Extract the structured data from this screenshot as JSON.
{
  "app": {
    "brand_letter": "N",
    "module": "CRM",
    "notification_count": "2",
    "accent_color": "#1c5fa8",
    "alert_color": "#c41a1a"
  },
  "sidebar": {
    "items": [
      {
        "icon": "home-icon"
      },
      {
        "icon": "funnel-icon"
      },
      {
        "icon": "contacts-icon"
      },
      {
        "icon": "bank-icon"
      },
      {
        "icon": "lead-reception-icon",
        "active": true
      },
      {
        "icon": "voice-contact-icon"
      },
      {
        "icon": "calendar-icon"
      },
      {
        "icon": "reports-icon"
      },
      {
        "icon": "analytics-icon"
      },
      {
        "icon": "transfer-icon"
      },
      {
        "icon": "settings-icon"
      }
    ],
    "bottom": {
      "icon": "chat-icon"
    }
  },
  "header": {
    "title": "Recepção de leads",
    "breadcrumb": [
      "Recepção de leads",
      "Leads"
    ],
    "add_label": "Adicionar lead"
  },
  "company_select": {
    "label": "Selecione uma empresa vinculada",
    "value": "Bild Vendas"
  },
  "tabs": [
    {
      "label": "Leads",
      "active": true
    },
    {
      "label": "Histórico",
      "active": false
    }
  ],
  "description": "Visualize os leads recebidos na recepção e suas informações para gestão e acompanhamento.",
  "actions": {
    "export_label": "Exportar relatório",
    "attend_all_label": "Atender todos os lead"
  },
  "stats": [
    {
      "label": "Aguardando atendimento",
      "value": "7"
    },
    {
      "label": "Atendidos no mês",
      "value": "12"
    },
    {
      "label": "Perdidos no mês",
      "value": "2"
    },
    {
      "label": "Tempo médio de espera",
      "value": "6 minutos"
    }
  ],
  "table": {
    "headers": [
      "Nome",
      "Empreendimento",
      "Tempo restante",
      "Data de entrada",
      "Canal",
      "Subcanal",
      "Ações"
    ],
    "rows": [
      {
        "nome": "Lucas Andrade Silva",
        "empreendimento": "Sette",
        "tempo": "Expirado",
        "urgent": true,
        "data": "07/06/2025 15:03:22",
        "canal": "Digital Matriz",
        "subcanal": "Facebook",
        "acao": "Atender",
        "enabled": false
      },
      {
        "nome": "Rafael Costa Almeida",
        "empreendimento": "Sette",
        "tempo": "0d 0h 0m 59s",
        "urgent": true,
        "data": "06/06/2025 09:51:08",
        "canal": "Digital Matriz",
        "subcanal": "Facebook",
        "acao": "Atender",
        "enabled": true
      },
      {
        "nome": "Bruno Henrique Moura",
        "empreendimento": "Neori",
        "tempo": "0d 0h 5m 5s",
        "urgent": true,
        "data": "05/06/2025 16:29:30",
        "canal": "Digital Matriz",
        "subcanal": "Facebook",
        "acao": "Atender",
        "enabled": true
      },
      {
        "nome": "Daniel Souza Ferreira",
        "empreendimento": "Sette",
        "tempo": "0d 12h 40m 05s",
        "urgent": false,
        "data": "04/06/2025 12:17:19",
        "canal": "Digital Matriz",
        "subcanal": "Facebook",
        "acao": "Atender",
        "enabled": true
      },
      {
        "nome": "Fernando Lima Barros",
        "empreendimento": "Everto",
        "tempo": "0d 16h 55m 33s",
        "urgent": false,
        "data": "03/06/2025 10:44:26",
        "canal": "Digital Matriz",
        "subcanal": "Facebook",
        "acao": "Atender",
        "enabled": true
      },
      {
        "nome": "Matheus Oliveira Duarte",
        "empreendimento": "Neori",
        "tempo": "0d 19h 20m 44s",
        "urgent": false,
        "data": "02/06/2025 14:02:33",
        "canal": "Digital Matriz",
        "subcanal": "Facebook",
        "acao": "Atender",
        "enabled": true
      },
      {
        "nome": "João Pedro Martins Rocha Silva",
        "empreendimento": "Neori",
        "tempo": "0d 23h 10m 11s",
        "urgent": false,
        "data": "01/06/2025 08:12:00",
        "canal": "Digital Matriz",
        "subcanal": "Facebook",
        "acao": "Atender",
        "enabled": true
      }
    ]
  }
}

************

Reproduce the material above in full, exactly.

Extract the structured data from this screenshot as JSON.
{
  "app": {
    "brand_letter": "N",
    "module": "CRM",
    "notification_count": "2",
    "accent_color": "#1c5fa8",
    "alert_color": "#c41a1a"
  },
  "sidebar": {
    "items": [
      {
        "icon": "home-icon"
      },
      {
        "icon": "funnel-icon"
      },
      {
        "icon": "contacts-icon"
      },
      {
        "icon": "bank-icon"
      },
      {
        "icon": "lead-reception-icon",
        "active": true
      },
      {
        "icon": "voice-contact-icon"
      },
      {
        "icon": "calendar-icon"
      },
      {
        "icon": "reports-icon"
      },
      {
        "icon": "analytics-icon"
      },
      {
        "icon": "transfer-icon"
      },
      {
        "icon": "settings-icon"
      }
    ],
    "bottom": {
      "icon": "chat-icon"
    }
  },
  "header": {
    "title": "Recepção de leads",
    "breadcrumb": [
      "Recepção de leads",
      "Leads"
    ],
    "add_label": "Adicionar lead"
  },
  "company_select": {
    "label": "Selecione uma empresa vinculada",
    "value": "Bild Vendas"
  },
  "tabs": [
    {
      "label": "Leads",
      "active": true
    },
    {
      "label": "Histórico",
      "active": false
    }
  ],
  "description": "Visualize os leads recebidos na recepção e suas informações para gestão e acompanhamento.",
  "actions": {
    "export_label": "Exportar relatório",
    "attend_all_label": "Atender todos os lead"
  },
  "stats": [
    {
      "label": "Aguardando atendimento",
      "value": "7"
    },
    {
      "label": "Atendidos no mês",
      "value": "12"
    },
    {
      "label": "Perdidos no mês",
      "value": "2"
    },
    {
      "label": "Tempo médio de espera",
      "value": "6 minutos"
    }
  ],
  "table": {
    "headers": [
      "Nome",
      "Empreendimento",
      "Tempo restante",
      "Data de entrada",
      "Canal",
      "Subcanal",
      "Ações"
    ],
    "rows": [
      {
        "nome": "Lucas Andrade Silva",
        "empreendimento": "Sette",
        "tempo": "Expirado",
        "urgent": true,
        "data": "07/06/2025 15:03:22",
        "canal": "Digital Matriz",
        "subcanal": "Facebook",
        "acao": "Atender",
        "enabled": false
      },
      {
        "nome": "Rafael Costa Almeida",
        "empreendimento": "Sette",
        "tempo": "0d 0h 0m 59s",
        "urgent": true,
        "data": "06/06/2025 09:51:08",
        "canal": "Digital Matriz",
        "subcanal": "Facebook",
        "acao": "Atender",
        "enabled": true
      },
      {
        "nome": "Bruno Henrique Moura",
        "empreendimento": "Neori",
        "tempo": "0d 0h 5m 5s",
        "urgent": true,
        "data": "05/06/2025 16:29:30",
        "canal": "Digital Matriz",
        "subcanal": "Facebook",
        "acao": "Atender",
        "enabled": true
      },
      {
        "nome": "Daniel Souza Ferreira",
        "empreendimento": "Sette",
        "tempo": "0d 12h 40m 05s",
        "urgent": false,
        "data": "04/06/2025 12:17:19",
        "canal": "Digital Matriz",
        "subcanal": "Facebook",
        "acao": "Atender",
        "enabled": true
      },
      {
        "nome": "Fernando Lima Barros",
        "empreendimento": "Everto",
        "tempo": "0d 16h 55m 33s",
        "urgent": false,
        "data": "03/06/2025 10:44:26",
        "canal": "Digital Matriz",
        "subcanal": "Facebook",
        "acao": "Atender",
        "enabled": true
      },
      {
        "nome": "Matheus Oliveira Duarte",
        "empreendimento": "Neori",
        "tempo": "0d 19h 20m 44s",
        "urgent": false,
        "data": "02/06/2025 14:02:33",
        "canal": "Digital Matriz",
        "subcanal": "Facebook",
        "acao": "Atender",
        "enabled": true
      },
      {
        "nome": "João Pedro Martins Rocha Silva",
        "empreendimento": "Neori",
        "tempo": "0d 23h 10m 11s",
        "urgent": false,
        "data": "01/06/2025 08:12:00",
        "canal": "Digital Matriz",
        "subcanal": "Facebook",
        "acao": "Atender",
        "enabled": true
      }
    ]
  }
}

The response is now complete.